##### EXTRACTED ENTRIES #####

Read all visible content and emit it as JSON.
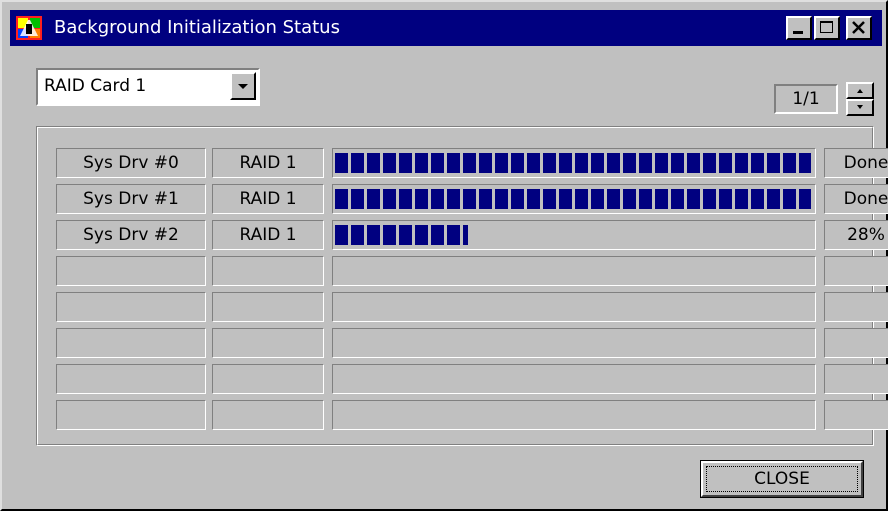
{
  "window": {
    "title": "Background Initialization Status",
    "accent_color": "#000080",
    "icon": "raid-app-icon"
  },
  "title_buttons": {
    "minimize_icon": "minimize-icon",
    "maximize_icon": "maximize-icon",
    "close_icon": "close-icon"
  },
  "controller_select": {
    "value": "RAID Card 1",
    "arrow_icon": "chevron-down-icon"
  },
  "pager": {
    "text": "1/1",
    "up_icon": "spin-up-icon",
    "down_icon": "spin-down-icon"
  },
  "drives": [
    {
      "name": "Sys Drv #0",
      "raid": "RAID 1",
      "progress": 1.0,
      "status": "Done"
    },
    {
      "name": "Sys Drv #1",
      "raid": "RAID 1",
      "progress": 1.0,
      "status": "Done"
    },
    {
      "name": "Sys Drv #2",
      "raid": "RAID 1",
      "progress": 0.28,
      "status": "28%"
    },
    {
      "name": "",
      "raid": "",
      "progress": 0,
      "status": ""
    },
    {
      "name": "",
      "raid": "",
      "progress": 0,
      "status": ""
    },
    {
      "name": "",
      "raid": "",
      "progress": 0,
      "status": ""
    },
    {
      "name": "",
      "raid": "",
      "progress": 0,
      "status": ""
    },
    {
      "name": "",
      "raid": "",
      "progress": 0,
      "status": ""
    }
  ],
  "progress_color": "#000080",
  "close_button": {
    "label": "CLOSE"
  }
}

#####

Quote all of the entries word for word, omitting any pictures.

Read all visible content and emit it as JSON.
{
  "window": {
    "title": "Background Initialization Status",
    "accent_color": "#000080",
    "icon": "raid-app-icon"
  },
  "title_buttons": {
    "minimize_icon": "minimize-icon",
    "maximize_icon": "maximize-icon",
    "close_icon": "close-icon"
  },
  "controller_select": {
    "value": "RAID Card 1",
    "arrow_icon": "chevron-down-icon"
  },
  "pager": {
    "text": "1/1",
    "up_icon": "spin-up-icon",
    "down_icon": "spin-down-icon"
  },
  "drives": [
    {
      "name": "Sys Drv #0",
      "raid": "RAID 1",
      "progress": 1.0,
      "status": "Done"
    },
    {
      "name": "Sys Drv #1",
      "raid": "RAID 1",
      "progress": 1.0,
      "status": "Done"
    },
    {
      "name": "Sys Drv #2",
      "raid": "RAID 1",
      "progress": 0.28,
      "status": "28%"
    },
    {
      "name": "",
      "raid": "",
      "progress": 0,
      "status": ""
    },
    {
      "name": "",
      "raid": "",
      "progress": 0,
      "status": ""
    },
    {
      "name": "",
      "raid": "",
      "progress": 0,
      "status": ""
    },
    {
      "name": "",
      "raid": "",
      "progress": 0,
      "status": ""
    },
    {
      "name": "",
      "raid": "",
      "progress": 0,
      "status": ""
    }
  ],
  "progress_color": "#000080",
  "close_button": {
    "label": "CLOSE"
  }
}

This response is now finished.